• **The task**: Check each line of the records below and collect those holding "icon".

• **Source data**:
────────────────────────────────────────
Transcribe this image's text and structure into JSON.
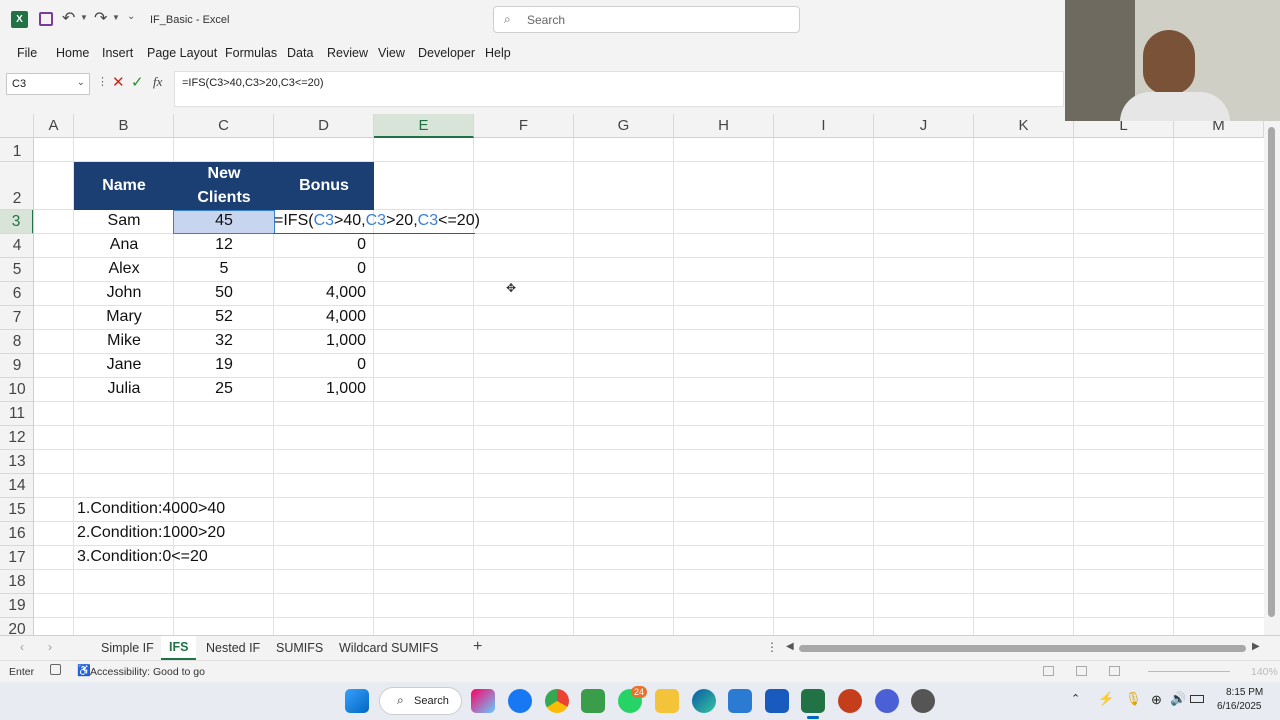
{
  "app": {
    "filename": "IF_Basic",
    "separator": "-",
    "app_name": "Excel",
    "search_placeholder": "Search"
  },
  "menu": [
    "File",
    "Home",
    "Insert",
    "Page Layout",
    "Formulas",
    "Data",
    "Review",
    "View",
    "Developer",
    "Help"
  ],
  "formula_bar": {
    "name_box": "C3",
    "fx": "fx",
    "formula": "=IFS(C3>40,C3>20,C3<=20)"
  },
  "columns": [
    "A",
    "B",
    "C",
    "D",
    "E",
    "F",
    "G",
    "H",
    "I",
    "J",
    "K",
    "L",
    "M"
  ],
  "rows": [
    "1",
    "2",
    "3",
    "4",
    "5",
    "6",
    "7",
    "8",
    "9",
    "10",
    "11",
    "12",
    "13",
    "14",
    "15",
    "16",
    "17",
    "18",
    "19",
    "20"
  ],
  "table": {
    "headers": {
      "name": "Name",
      "clients_line1": "New",
      "clients_line2": "Clients",
      "bonus": "Bonus"
    },
    "rows": [
      {
        "name": "Sam",
        "clients": "45",
        "bonus": ""
      },
      {
        "name": "Ana",
        "clients": "12",
        "bonus": "0"
      },
      {
        "name": "Alex",
        "clients": "5",
        "bonus": "0"
      },
      {
        "name": "John",
        "clients": "50",
        "bonus": "4,000"
      },
      {
        "name": "Mary",
        "clients": "52",
        "bonus": "4,000"
      },
      {
        "name": "Mike",
        "clients": "32",
        "bonus": "1,000"
      },
      {
        "name": "Jane",
        "clients": "19",
        "bonus": "0"
      },
      {
        "name": "Julia",
        "clients": "25",
        "bonus": "1,000"
      }
    ],
    "header_color": "#1c3f73"
  },
  "edit_formula": {
    "p1": "=IFS(",
    "r1": "C3",
    "p2": ">40,",
    "r2": "C3",
    "p3": ">20,",
    "r3": "C3",
    "p4": "<=20)"
  },
  "notes": [
    "1.Condition:4000>40",
    "2.Condition:1000>20",
    "3.Condition:0<=20"
  ],
  "sheets": [
    "Simple IF",
    "IFS",
    "Nested IF",
    "SUMIFS",
    "Wildcard SUMIFS"
  ],
  "active_sheet": "IFS",
  "status": {
    "mode": "Enter",
    "accessibility": "Accessibility: Good to go",
    "zoom": "140%"
  },
  "taskbar": {
    "search": "Search",
    "badge": "24",
    "time": "8:15 PM",
    "date": "6/16/2025"
  },
  "colors": {
    "accent": "#217346",
    "ref_blue": "#3b7fd0",
    "selection": "#c7d6ee"
  }
}
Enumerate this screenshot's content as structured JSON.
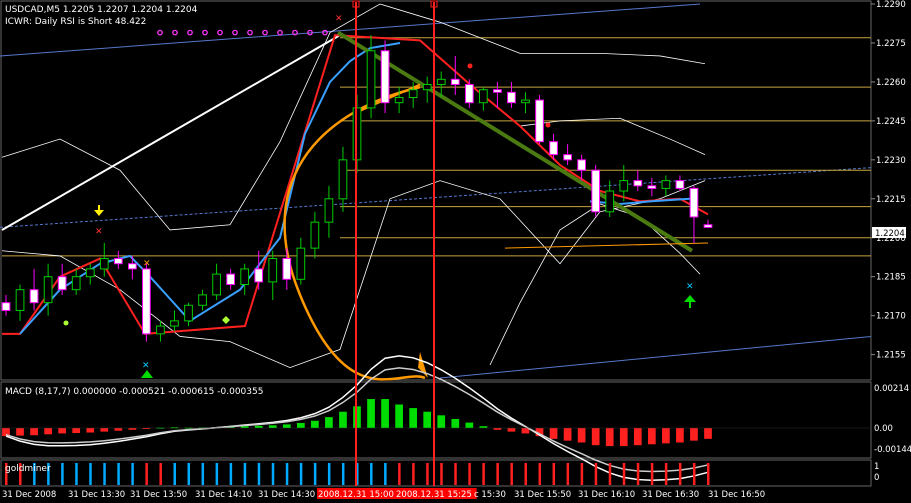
{
  "header": {
    "symbol_line": "USDCAD,M5  1.2205 1.2207 1.2204 1.2204",
    "indicator_line": "ICWR: Daily RSI is Short 48.422"
  },
  "macd": {
    "label": "MACD  (8,17,7) 0.000000 -0.000521 -0.000615 -0.000355",
    "ticks": [
      "0.00214",
      "0.00",
      "-0.00144"
    ]
  },
  "goldminer": {
    "label": "goldminer",
    "ticks": [
      "1",
      "0"
    ]
  },
  "price_badge": "1.2204",
  "chart_data": {
    "type": "candlestick",
    "title": "USDCAD,M5",
    "ylim": [
      1.2146,
      1.229
    ],
    "price_ticks": [
      "1.2290",
      "1.2275",
      "1.2260",
      "1.2245",
      "1.2230",
      "1.2215",
      "1.2200",
      "1.2185",
      "1.2170",
      "1.2155"
    ],
    "time_labels": [
      "31 Dec 2008",
      "31 Dec 13:30",
      "31 Dec 13:50",
      "31 Dec 14:10",
      "31 Dec 14:30",
      "2008.12.31 15:00",
      "2008.12.31 15:25",
      "c 15:30",
      "31 Dec 15:50",
      "31 Dec 16:10",
      "31 Dec 16:30",
      "31 Dec 16:50"
    ],
    "highlighted_time_labels": [
      5,
      6
    ],
    "current_price": 1.2204,
    "candles": [
      {
        "o": 1.2175,
        "h": 1.2178,
        "l": 1.217,
        "c": 1.2172
      },
      {
        "o": 1.2172,
        "h": 1.2182,
        "l": 1.2168,
        "c": 1.218
      },
      {
        "o": 1.218,
        "h": 1.2188,
        "l": 1.2172,
        "c": 1.2175
      },
      {
        "o": 1.2175,
        "h": 1.219,
        "l": 1.217,
        "c": 1.2185
      },
      {
        "o": 1.2185,
        "h": 1.219,
        "l": 1.2178,
        "c": 1.218
      },
      {
        "o": 1.218,
        "h": 1.2188,
        "l": 1.2178,
        "c": 1.2185
      },
      {
        "o": 1.2185,
        "h": 1.219,
        "l": 1.2182,
        "c": 1.2188
      },
      {
        "o": 1.2188,
        "h": 1.2198,
        "l": 1.2185,
        "c": 1.2192
      },
      {
        "o": 1.2192,
        "h": 1.2195,
        "l": 1.2188,
        "c": 1.219
      },
      {
        "o": 1.219,
        "h": 1.2193,
        "l": 1.2184,
        "c": 1.2188
      },
      {
        "o": 1.2188,
        "h": 1.219,
        "l": 1.216,
        "c": 1.2163
      },
      {
        "o": 1.2163,
        "h": 1.2168,
        "l": 1.216,
        "c": 1.2166
      },
      {
        "o": 1.2166,
        "h": 1.2172,
        "l": 1.2164,
        "c": 1.2168
      },
      {
        "o": 1.2168,
        "h": 1.2175,
        "l": 1.2166,
        "c": 1.2174
      },
      {
        "o": 1.2174,
        "h": 1.218,
        "l": 1.2172,
        "c": 1.2178
      },
      {
        "o": 1.2178,
        "h": 1.219,
        "l": 1.2176,
        "c": 1.2186
      },
      {
        "o": 1.2186,
        "h": 1.2188,
        "l": 1.218,
        "c": 1.2182
      },
      {
        "o": 1.2182,
        "h": 1.219,
        "l": 1.2178,
        "c": 1.2188
      },
      {
        "o": 1.2188,
        "h": 1.2195,
        "l": 1.218,
        "c": 1.2183
      },
      {
        "o": 1.2183,
        "h": 1.2195,
        "l": 1.2176,
        "c": 1.2192
      },
      {
        "o": 1.2192,
        "h": 1.2196,
        "l": 1.218,
        "c": 1.2184
      },
      {
        "o": 1.2184,
        "h": 1.22,
        "l": 1.2182,
        "c": 1.2196
      },
      {
        "o": 1.2196,
        "h": 1.221,
        "l": 1.2192,
        "c": 1.2206
      },
      {
        "o": 1.2206,
        "h": 1.222,
        "l": 1.22,
        "c": 1.2215
      },
      {
        "o": 1.2215,
        "h": 1.2235,
        "l": 1.221,
        "c": 1.223
      },
      {
        "o": 1.223,
        "h": 1.2255,
        "l": 1.2225,
        "c": 1.225
      },
      {
        "o": 1.225,
        "h": 1.2278,
        "l": 1.2246,
        "c": 1.2272
      },
      {
        "o": 1.2272,
        "h": 1.2276,
        "l": 1.2248,
        "c": 1.2252
      },
      {
        "o": 1.2252,
        "h": 1.2258,
        "l": 1.2248,
        "c": 1.2254
      },
      {
        "o": 1.2254,
        "h": 1.226,
        "l": 1.225,
        "c": 1.2257
      },
      {
        "o": 1.2257,
        "h": 1.2262,
        "l": 1.2252,
        "c": 1.2259
      },
      {
        "o": 1.2259,
        "h": 1.2264,
        "l": 1.2254,
        "c": 1.2261
      },
      {
        "o": 1.2261,
        "h": 1.227,
        "l": 1.2255,
        "c": 1.2259
      },
      {
        "o": 1.2259,
        "h": 1.2261,
        "l": 1.225,
        "c": 1.2252
      },
      {
        "o": 1.2252,
        "h": 1.2258,
        "l": 1.2249,
        "c": 1.2257
      },
      {
        "o": 1.2257,
        "h": 1.226,
        "l": 1.225,
        "c": 1.2256
      },
      {
        "o": 1.2256,
        "h": 1.226,
        "l": 1.225,
        "c": 1.2252
      },
      {
        "o": 1.2252,
        "h": 1.2256,
        "l": 1.2248,
        "c": 1.2253
      },
      {
        "o": 1.2253,
        "h": 1.2255,
        "l": 1.2236,
        "c": 1.2237
      },
      {
        "o": 1.2237,
        "h": 1.224,
        "l": 1.223,
        "c": 1.2232
      },
      {
        "o": 1.2232,
        "h": 1.2236,
        "l": 1.2228,
        "c": 1.223
      },
      {
        "o": 1.223,
        "h": 1.2232,
        "l": 1.2222,
        "c": 1.2226
      },
      {
        "o": 1.2226,
        "h": 1.2228,
        "l": 1.2208,
        "c": 1.221
      },
      {
        "o": 1.221,
        "h": 1.2222,
        "l": 1.2208,
        "c": 1.2218
      },
      {
        "o": 1.2218,
        "h": 1.2228,
        "l": 1.2214,
        "c": 1.2222
      },
      {
        "o": 1.2222,
        "h": 1.2226,
        "l": 1.2218,
        "c": 1.222
      },
      {
        "o": 1.222,
        "h": 1.2223,
        "l": 1.2216,
        "c": 1.2219
      },
      {
        "o": 1.2219,
        "h": 1.2224,
        "l": 1.2216,
        "c": 1.2222
      },
      {
        "o": 1.2222,
        "h": 1.2224,
        "l": 1.2218,
        "c": 1.2219
      },
      {
        "o": 1.2219,
        "h": 1.222,
        "l": 1.2198,
        "c": 1.2208
      },
      {
        "o": 1.2205,
        "h": 1.2207,
        "l": 1.2204,
        "c": 1.2204
      }
    ],
    "macd_hist": [
      -0.00045,
      -0.00042,
      -0.0004,
      -0.00035,
      -0.0003,
      -0.00028,
      -0.00025,
      -0.0002,
      -0.00015,
      -0.0001,
      -5e-05,
      2e-05,
      4e-05,
      2e-05,
      3e-05,
      5e-05,
      8e-05,
      0.0001,
      0.00012,
      0.00015,
      0.0002,
      0.00028,
      0.0004,
      0.0006,
      0.0009,
      0.0012,
      0.0016,
      0.0016,
      0.0013,
      0.0011,
      0.0009,
      0.0007,
      0.0005,
      0.0003,
      0.0001,
      -0.0001,
      -0.0002,
      -0.0003,
      -0.00045,
      -0.0006,
      -0.0007,
      -0.0008,
      -0.00095,
      -0.001,
      -0.001,
      -0.00095,
      -0.0009,
      -0.00085,
      -0.0008,
      -0.0007,
      -0.0006
    ],
    "goldminer_bars": [
      "#ff2020",
      "#ff2020",
      "#00aaff",
      "#00aaff",
      "#00aaff",
      "#00aaff",
      "#00aaff",
      "#00aaff",
      "#00aaff",
      "#00aaff",
      "#ff2020",
      "#ff2020",
      "#00aaff",
      "#00aaff",
      "#00aaff",
      "#00aaff",
      "#00aaff",
      "#00aaff",
      "#00aaff",
      "#00aaff",
      "#00aaff",
      "#00aaff",
      "#00aaff",
      "#00aaff",
      "#00aaff",
      "#00aaff",
      "#00aaff",
      "#00aaff",
      "#ff2020",
      "#ff2020",
      "#ff2020",
      "#ff2020",
      "#ff2020",
      "#ff2020",
      "#ff2020",
      "#ff2020",
      "#ff2020",
      "#ff2020",
      "#ff2020",
      "#ff2020",
      "#ff2020",
      "#ff2020",
      "#ff2020",
      "#ff2020",
      "#ff2020",
      "#ff2020",
      "#ff2020",
      "#ff2020",
      "#ff2020",
      "#ff2020",
      "#ff2020"
    ],
    "colors": {
      "bull_body": "#000000",
      "bull_border": "#00cc00",
      "bear_body": "#ffffff",
      "bear_border": "#ff00ff",
      "grid_line": "#c8a53c",
      "red_line": "#ff2020",
      "blue_line": "#3aa0ff",
      "green_channel": "#4a7a10",
      "orange": "#ff9900",
      "magenta_dots": "#ff33ff"
    }
  }
}
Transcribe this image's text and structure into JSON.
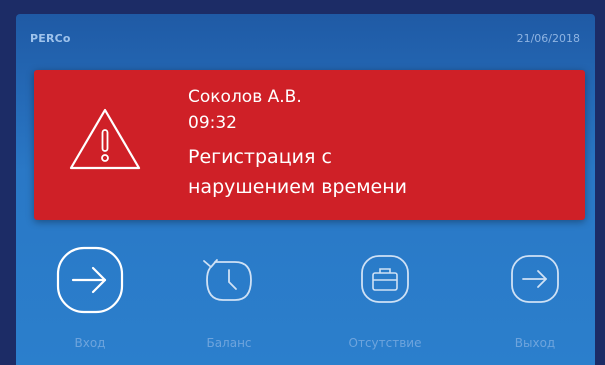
{
  "header": {
    "logo": "PERCo",
    "date": "21/06/2018"
  },
  "alert": {
    "name": "Соколов А.В.",
    "time": "09:32",
    "message_line1": "Регистрация с",
    "message_line2": "нарушением времени",
    "icon": "warning-icon",
    "color": "#cf2027"
  },
  "actions": [
    {
      "label": "Вход",
      "icon": "enter-icon",
      "active": true
    },
    {
      "label": "Баланс",
      "icon": "history-clock-icon",
      "active": false
    },
    {
      "label": "Отсутствие",
      "icon": "briefcase-icon",
      "active": false
    },
    {
      "label": "Выход",
      "icon": "exit-icon",
      "active": false
    }
  ]
}
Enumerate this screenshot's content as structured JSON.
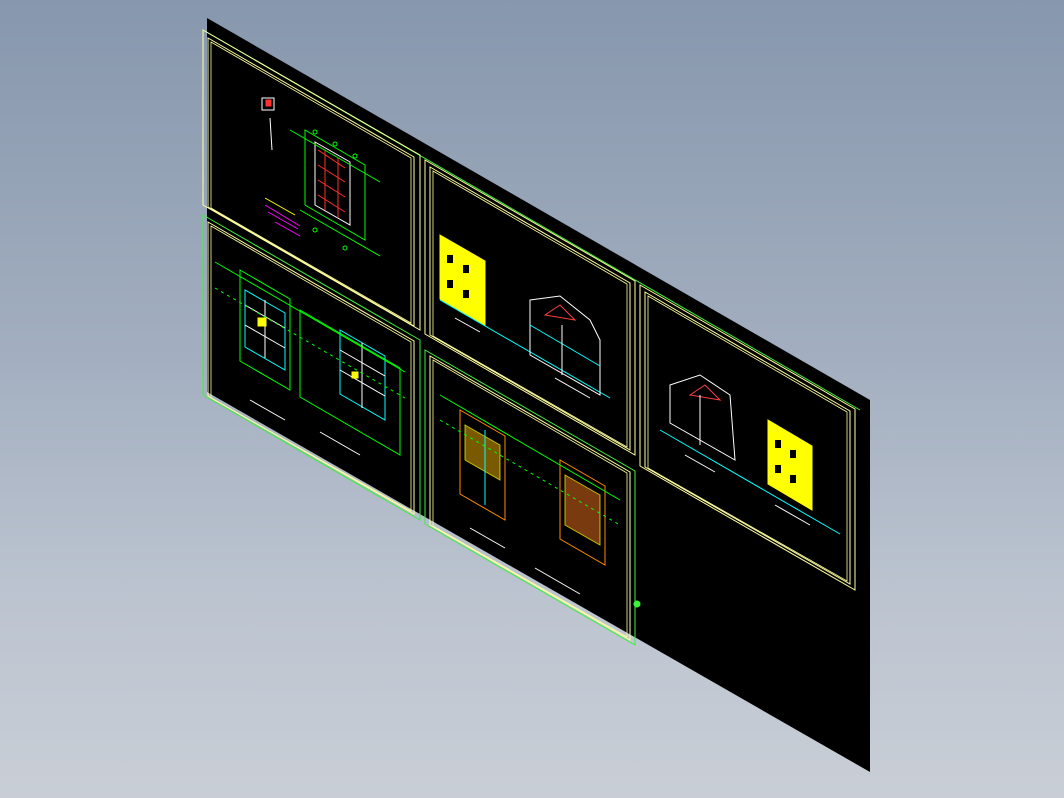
{
  "scene": {
    "background_top": "#8797ad",
    "background_bottom": "#c9ced6",
    "plane_color": "#000000",
    "frame_color": "#ffffa0",
    "edge_color": "#3cf03c",
    "selection_dot": "#3cf03c"
  },
  "sheets": [
    {
      "id": "sheet-1",
      "content": "site-plan",
      "dominant_colors": [
        "#00ff00",
        "#ff3030",
        "#ffffff",
        "#ff00ff"
      ]
    },
    {
      "id": "sheet-2",
      "content": "floor-plans",
      "dominant_colors": [
        "#00ff00",
        "#ffffff",
        "#00ffff",
        "#ffff00"
      ]
    },
    {
      "id": "sheet-3",
      "content": "elevation-and-section",
      "dominant_colors": [
        "#ffff00",
        "#00ffff",
        "#ffffff",
        "#ff4040"
      ]
    },
    {
      "id": "sheet-4",
      "content": "roof-plans",
      "dominant_colors": [
        "#00ff00",
        "#ff8c00",
        "#ffff00",
        "#ffffff"
      ]
    },
    {
      "id": "sheet-5",
      "content": "section-and-elevation",
      "dominant_colors": [
        "#ffff00",
        "#00ffff",
        "#ffffff",
        "#ff4040"
      ]
    }
  ]
}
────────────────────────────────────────
• **Task solution**:
    "icon": "warning-icon",
      "icon": "enter-icon",
      "icon": "history-clock-icon",
      "icon": "briefcase-icon",
      "icon": "exit-icon",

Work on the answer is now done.